Gene therapy — which involves modifying genetic material, such as DNA and RNA — holds exciting potential as a cure for numerous diseases and conditions, including HIV.
Timothy Brown (the "Berlin patient") remains the only person known to have been cured of HIV. Brown received a stem cell transplant from a donor with a rare genetic mutation known as CCR5-delta 32, which conferred resistance to HIV infection. More than eight years later, he remains free of the virus.
“This sole case of HIV cure strongly suggests that gene therapy may be a promising route to cure HIV,” states amfAR Vice President and Director of Research Dr. Rowena Johnston. “But several technological challenges must be resolved.”
In a commentary published in AIDS Patient Care and STDs, Johnston discusses what needs to be done to overcome those challenges, including increasing the effectiveness of gene editing, targeting it to the right cells in the body, and optimizing the length of time it stays in the body to safely achieve its goal.

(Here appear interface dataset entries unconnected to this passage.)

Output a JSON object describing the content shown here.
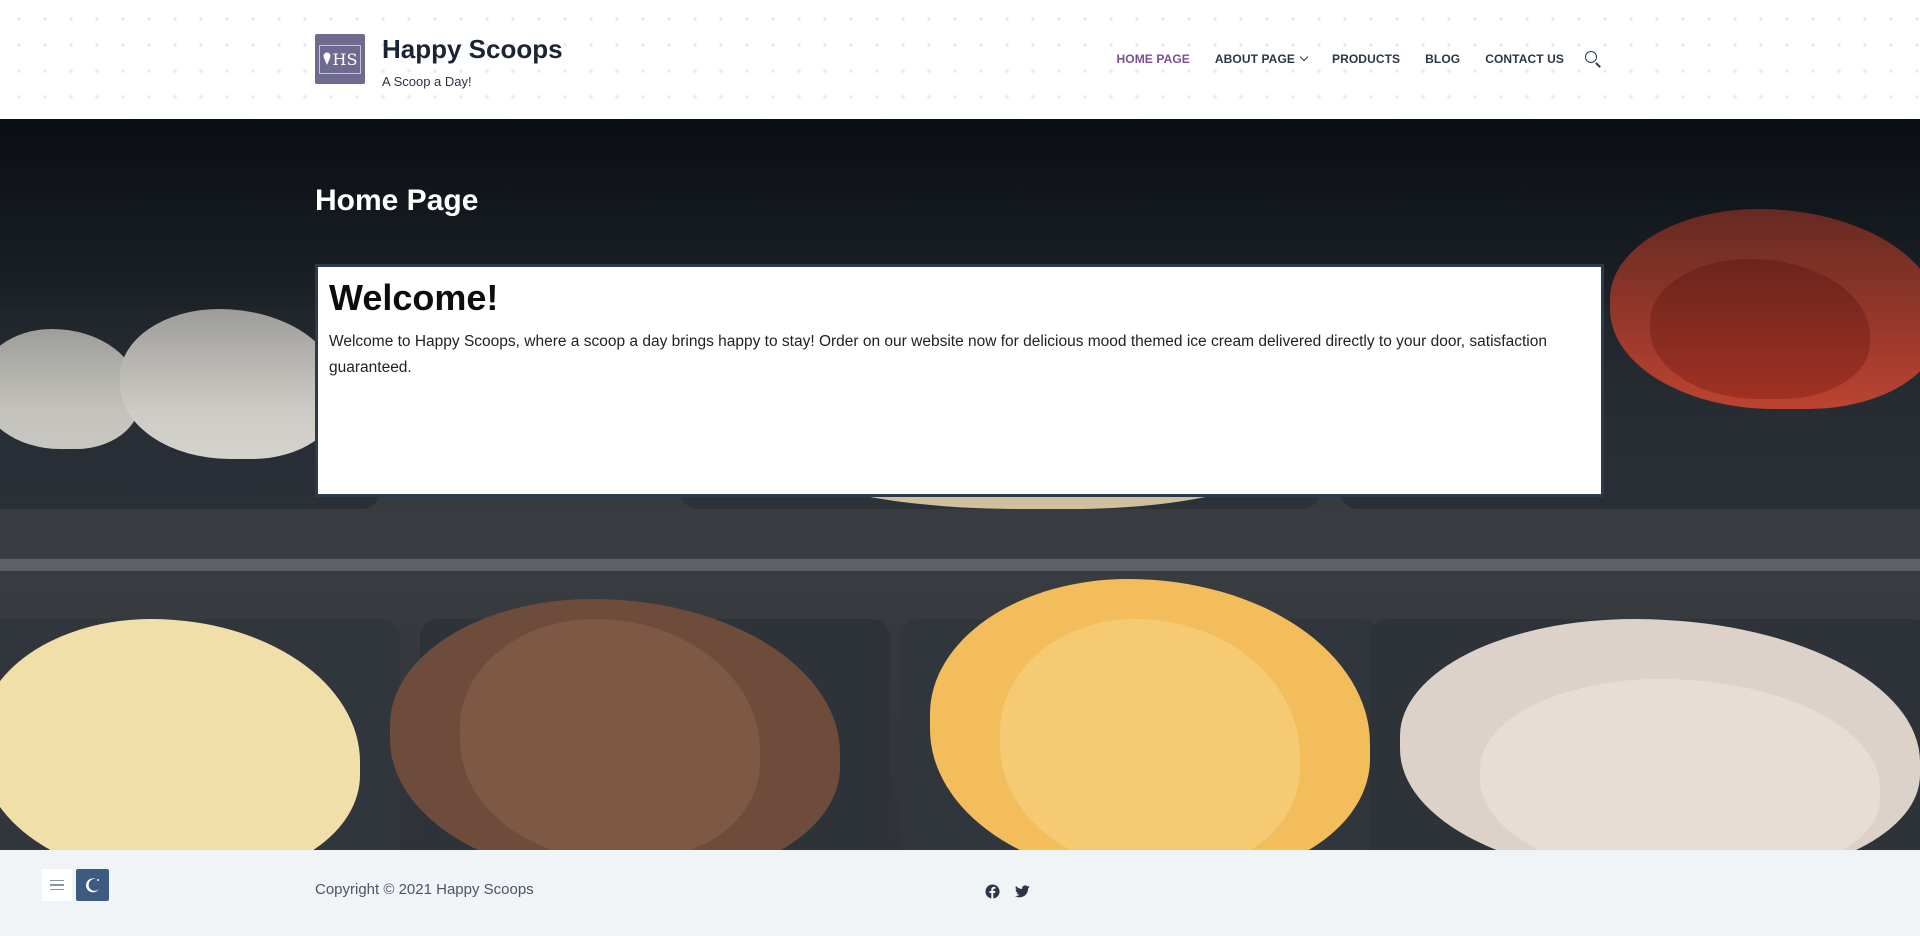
{
  "header": {
    "logo_text": "HS",
    "title": "Happy Scoops",
    "tagline": "A Scoop a Day!"
  },
  "nav": {
    "items": [
      {
        "label": "HOME PAGE",
        "active": true
      },
      {
        "label": "ABOUT PAGE",
        "has_dropdown": true
      },
      {
        "label": "PRODUCTS"
      },
      {
        "label": "BLOG"
      },
      {
        "label": "CONTACT US"
      }
    ],
    "search_icon": "search-icon"
  },
  "main": {
    "page_title": "Home Page",
    "welcome_heading": "Welcome!",
    "welcome_text": "Welcome to Happy Scoops, where a scoop a day brings happy to stay! Order on our website now for delicious mood themed ice cream delivered directly to your door, satisfaction guaranteed."
  },
  "footer": {
    "copyright": "Copyright © 2021 Happy Scoops",
    "social_icons": [
      "facebook-icon",
      "twitter-icon"
    ],
    "tools": [
      "menu-icon",
      "dark-mode-icon"
    ]
  },
  "colors": {
    "accent": "#7a4f95",
    "nav_text": "#2c3646",
    "logo_bg": "#6f6a90",
    "box_border": "#2b3a4d",
    "dark_toggle": "#3d5b80",
    "footer_bg": "#f1f4f7"
  }
}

She adds that delivery of a gene therapy intervention to HIV-infected people around the world will also be a considerable challenge.

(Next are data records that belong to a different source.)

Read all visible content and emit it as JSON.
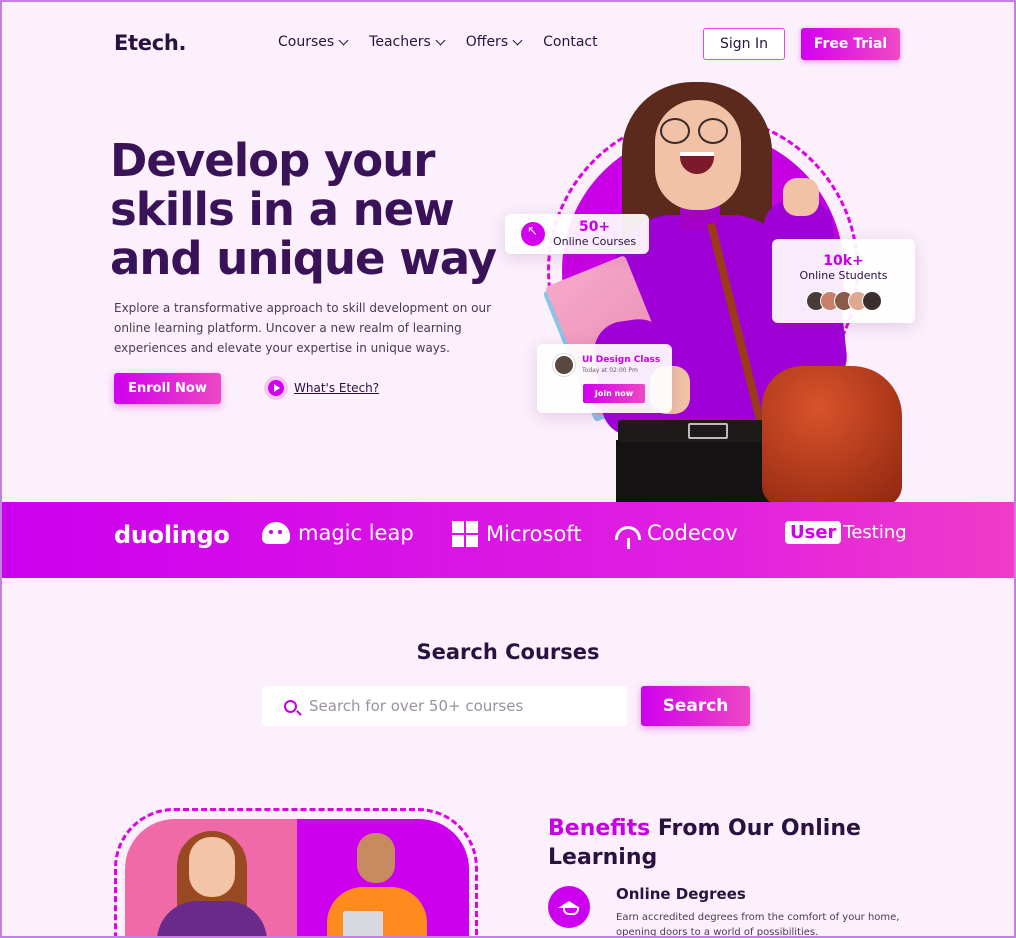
{
  "header": {
    "logo": "Etech.",
    "nav": [
      {
        "label": "Courses",
        "has_dropdown": true
      },
      {
        "label": "Teachers",
        "has_dropdown": true
      },
      {
        "label": "Offers",
        "has_dropdown": true
      },
      {
        "label": "Contact",
        "has_dropdown": false
      }
    ],
    "sign_in": "Sign In",
    "free_trial": "Free Trial"
  },
  "hero": {
    "title": "Develop your skills in a new and unique way",
    "description": "Explore a transformative approach to skill development on our online learning platform. Uncover a new realm of learning experiences and elevate your expertise in unique ways.",
    "enroll": "Enroll Now",
    "whats": "What's Etech?",
    "card_courses": {
      "number": "50+",
      "label": "Online Courses"
    },
    "card_students": {
      "number": "10k+",
      "label": "Online Students"
    },
    "card_class": {
      "title": "UI Design Class",
      "subtitle": "Today at 02:00 Pm",
      "button": "Join now"
    }
  },
  "brands": {
    "duolingo": "duolingo",
    "magic_leap": "magic leap",
    "microsoft": "Microsoft",
    "codecov": "Codecov",
    "usertesting_box": "User",
    "usertesting_rest": "Testing"
  },
  "search": {
    "title": "Search Courses",
    "placeholder": "Search for over 50+ courses",
    "button": "Search"
  },
  "benefits": {
    "title_accent": "Benefits",
    "title_rest": " From Our Online Learning",
    "item_title": "Online Degrees",
    "item_desc": "Earn accredited degrees from the comfort of your home, opening doors to a world of possibilities."
  },
  "colors": {
    "accent": "#d400f0",
    "accent_pink": "#f04ac4",
    "background": "#fbf0fb",
    "heading": "#2a1240"
  }
}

Dr. Rowena JohnstonJohnston writes that one of the most challenging barriers is editing cells in vivo (within a patient's body) instead of removing them, editing them in a lab, and then reinserting them back into the patient. Another key to success is locating the genes that must be manipulated, as the cells hosting the DNA or RNA to be targeted are scattered throughout the body. And even once both goals are achieved, participants at a recent amfAR-convened meeting calculated that, if the gene therapy is not targeted specifically to those cells that need it, “the cost to manufacture sufficient product to cure a single patient would be approximately $1 billion.”
She notes, though, that the advantages of gene therapy include the ability to target specific genes, potency, permanence (perhaps protecting the patient from subsequent infection), one-time application, and the potential to circumvent the defective immune response.

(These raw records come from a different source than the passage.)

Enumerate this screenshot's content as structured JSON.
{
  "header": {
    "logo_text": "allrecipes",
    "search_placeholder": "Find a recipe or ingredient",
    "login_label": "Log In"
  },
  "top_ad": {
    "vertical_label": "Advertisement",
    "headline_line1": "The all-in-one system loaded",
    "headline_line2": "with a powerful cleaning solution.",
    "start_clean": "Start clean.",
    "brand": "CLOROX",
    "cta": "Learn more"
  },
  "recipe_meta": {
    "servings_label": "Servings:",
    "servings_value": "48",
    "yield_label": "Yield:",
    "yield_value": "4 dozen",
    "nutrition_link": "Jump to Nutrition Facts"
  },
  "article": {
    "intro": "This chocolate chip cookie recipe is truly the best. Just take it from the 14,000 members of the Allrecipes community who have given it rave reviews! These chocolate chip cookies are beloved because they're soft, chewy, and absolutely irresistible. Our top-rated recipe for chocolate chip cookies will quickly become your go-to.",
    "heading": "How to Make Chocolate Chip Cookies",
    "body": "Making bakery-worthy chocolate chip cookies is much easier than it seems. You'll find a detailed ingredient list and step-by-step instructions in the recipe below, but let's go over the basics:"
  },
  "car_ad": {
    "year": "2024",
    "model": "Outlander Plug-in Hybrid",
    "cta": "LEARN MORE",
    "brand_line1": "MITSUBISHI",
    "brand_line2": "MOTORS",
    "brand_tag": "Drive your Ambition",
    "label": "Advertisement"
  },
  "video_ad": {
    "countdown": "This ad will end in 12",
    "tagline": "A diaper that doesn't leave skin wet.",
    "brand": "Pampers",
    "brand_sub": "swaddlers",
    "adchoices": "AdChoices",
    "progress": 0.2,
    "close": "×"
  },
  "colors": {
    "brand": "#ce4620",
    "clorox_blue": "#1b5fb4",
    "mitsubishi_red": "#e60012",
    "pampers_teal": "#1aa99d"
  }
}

Despite the seemingly Herculean challenges, there are reasons to be optimistic. A combination of gene-editing techniques is currently being tested on numerous targets. For example, researchers from the University of California, San Francisco, and its affiliated Gladstone Institutes are using a gene-editing tool known as CRISPR to identify mutations that make immune cells resistant to HIV.
amfAR recently issued a request for proposals soliciting new gene therapy ideas and approaches to overcome the main barrier to a cure: persistent reservoirs of virus not cleared by antiretroviral treatment (ART).
But the feasibility of a gene therapy approach to an HIV cure remains uncertain, according to Johnston. The timeline, cost and complexity of testing gene therapy in clinical trials are “formidable.”
“Even after successful clinical trials, there (is) the practicality of curing millions of people, the majority of whom are in sub-Saharan Africa, using gene therapy,” she writes.
Regardless, she concludes: "The Berlin Patient and the results of several clinical trials ... suggest that despite the challenges, gene therapy is a promising avenue in the quest for a cure."
Read the entire commentary here.